(Saved data entries)
==*==
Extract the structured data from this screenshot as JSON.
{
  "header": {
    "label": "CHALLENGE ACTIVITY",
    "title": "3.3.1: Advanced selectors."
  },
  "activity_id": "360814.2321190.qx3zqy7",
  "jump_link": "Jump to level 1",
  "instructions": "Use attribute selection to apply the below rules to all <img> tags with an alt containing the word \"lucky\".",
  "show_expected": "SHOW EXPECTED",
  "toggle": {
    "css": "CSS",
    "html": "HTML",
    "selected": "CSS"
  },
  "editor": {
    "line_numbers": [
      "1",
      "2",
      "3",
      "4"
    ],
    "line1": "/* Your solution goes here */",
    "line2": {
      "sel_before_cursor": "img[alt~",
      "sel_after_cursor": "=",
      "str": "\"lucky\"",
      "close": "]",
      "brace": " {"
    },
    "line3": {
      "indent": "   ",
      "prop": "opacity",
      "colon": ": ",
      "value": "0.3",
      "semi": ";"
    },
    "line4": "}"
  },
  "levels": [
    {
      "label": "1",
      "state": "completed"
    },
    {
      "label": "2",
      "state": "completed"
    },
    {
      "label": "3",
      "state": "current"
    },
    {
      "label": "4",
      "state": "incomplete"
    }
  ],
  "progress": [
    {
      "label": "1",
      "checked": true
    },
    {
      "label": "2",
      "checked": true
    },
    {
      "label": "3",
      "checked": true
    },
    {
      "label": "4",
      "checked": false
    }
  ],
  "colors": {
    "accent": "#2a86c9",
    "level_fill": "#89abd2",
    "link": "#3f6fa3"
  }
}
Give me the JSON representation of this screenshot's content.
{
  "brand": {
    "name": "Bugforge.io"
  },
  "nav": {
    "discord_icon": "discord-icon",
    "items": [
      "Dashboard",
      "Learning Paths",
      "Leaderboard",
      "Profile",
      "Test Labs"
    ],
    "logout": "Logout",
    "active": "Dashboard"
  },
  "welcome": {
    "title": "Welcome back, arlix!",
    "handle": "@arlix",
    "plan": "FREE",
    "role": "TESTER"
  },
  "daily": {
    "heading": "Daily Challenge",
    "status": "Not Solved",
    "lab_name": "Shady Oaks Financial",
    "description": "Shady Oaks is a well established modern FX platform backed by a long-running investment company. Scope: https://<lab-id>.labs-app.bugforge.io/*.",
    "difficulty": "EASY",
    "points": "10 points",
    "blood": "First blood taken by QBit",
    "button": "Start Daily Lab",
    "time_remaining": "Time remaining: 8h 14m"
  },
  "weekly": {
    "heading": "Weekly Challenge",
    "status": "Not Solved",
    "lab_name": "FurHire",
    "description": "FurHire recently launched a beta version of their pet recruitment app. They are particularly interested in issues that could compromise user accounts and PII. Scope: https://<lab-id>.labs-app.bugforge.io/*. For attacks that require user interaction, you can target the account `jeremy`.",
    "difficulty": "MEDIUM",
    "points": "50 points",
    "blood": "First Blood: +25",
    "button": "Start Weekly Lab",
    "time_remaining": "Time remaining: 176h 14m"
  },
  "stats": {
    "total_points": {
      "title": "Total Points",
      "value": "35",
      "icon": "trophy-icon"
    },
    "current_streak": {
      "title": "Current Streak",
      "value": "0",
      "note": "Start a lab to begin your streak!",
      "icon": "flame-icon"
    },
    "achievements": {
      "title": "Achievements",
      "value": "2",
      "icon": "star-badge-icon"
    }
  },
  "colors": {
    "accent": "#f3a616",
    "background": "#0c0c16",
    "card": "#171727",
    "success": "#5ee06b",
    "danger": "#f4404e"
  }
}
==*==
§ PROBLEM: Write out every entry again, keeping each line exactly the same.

§ ANSWER BELOW:
Extract the structured data from this screenshot as JSON.
{
  "header": {
    "label": "CHALLENGE ACTIVITY",
    "title": "3.3.1: Advanced selectors."
  },
  "activity_id": "360814.2321190.qx3zqy7",
  "jump_link": "Jump to level 1",
  "instructions": "Use attribute selection to apply the below rules to all <img> tags with an alt containing the word \"lucky\".",
  "show_expected": "SHOW EXPECTED",
  "toggle": {
    "css": "CSS",
    "html": "HTML",
    "selected": "CSS"
  },
  "editor": {
    "line_numbers": [
      "1",
      "2",
      "3",
      "4"
    ],
    "line1": "/* Your solution goes here */",
    "line2": {
      "sel_before_cursor": "img[alt~",
      "sel_after_cursor": "=",
      "str": "\"lucky\"",
      "close": "]",
      "brace": " {"
    },
    "line3": {
      "indent": "   ",
      "prop": "opacity",
      "colon": ": ",
      "value": "0.3",
      "semi": ";"
    },
    "line4": "}"
  },
  "levels": [
    {
      "label": "1",
      "state": "completed"
    },
    {
      "label": "2",
      "state": "completed"
    },
    {
      "label": "3",
      "state": "current"
    },
    {
      "label": "4",
      "state": "incomplete"
    }
  ],
  "progress": [
    {
      "label": "1",
      "checked": true
    },
    {
      "label": "2",
      "checked": true
    },
    {
      "label": "3",
      "checked": true
    },
    {
      "label": "4",
      "checked": false
    }
  ],
  "colors": {
    "accent": "#2a86c9",
    "level_fill": "#89abd2",
    "link": "#3f6fa3"
  }
}
Give me the JSON representation of this screenshot's content.
{
  "brand": {
    "name": "Bugforge.io"
  },
  "nav": {
    "discord_icon": "discord-icon",
    "items": [
      "Dashboard",
      "Learning Paths",
      "Leaderboard",
      "Profile",
      "Test Labs"
    ],
    "logout": "Logout",
    "active": "Dashboard"
  },
  "welcome": {
    "title": "Welcome back, arlix!",
    "handle": "@arlix",
    "plan": "FREE",
    "role": "TESTER"
  },
  "daily": {
    "heading": "Daily Challenge",
    "status": "Not Solved",
    "lab_name": "Shady Oaks Financial",
    "description": "Shady Oaks is a well established modern FX platform backed by a long-running investment company. Scope: https://<lab-id>.labs-app.bugforge.io/*.",
    "difficulty": "EASY",
    "points": "10 points",
    "blood": "First blood taken by QBit",
    "button": "Start Daily Lab",
    "time_remaining": "Time remaining: 8h 14m"
  },
  "weekly": {
    "heading": "Weekly Challenge",
    "status": "Not Solved",
    "lab_name": "FurHire",
    "description": "FurHire recently launched a beta version of their pet recruitment app. They are particularly interested in issues that could compromise user accounts and PII. Scope: https://<lab-id>.labs-app.bugforge.io/*. For attacks that require user interaction, you can target the account `jeremy`.",
    "difficulty": "MEDIUM",
    "points": "50 points",
    "blood": "First Blood: +25",
    "button": "Start Weekly Lab",
    "time_remaining": "Time remaining: 176h 14m"
  },
  "stats": {
    "total_points": {
      "title": "Total Points",
      "value": "35",
      "icon": "trophy-icon"
    },
    "current_streak": {
      "title": "Current Streak",
      "value": "0",
      "note": "Start a lab to begin your streak!",
      "icon": "flame-icon"
    },
    "achievements": {
      "title": "Achievements",
      "value": "2",
      "icon": "star-badge-icon"
    }
  },
  "colors": {
    "accent": "#f3a616",
    "background": "#0c0c16",
    "card": "#171727",
    "success": "#5ee06b",
    "danger": "#f4404e"
  }
}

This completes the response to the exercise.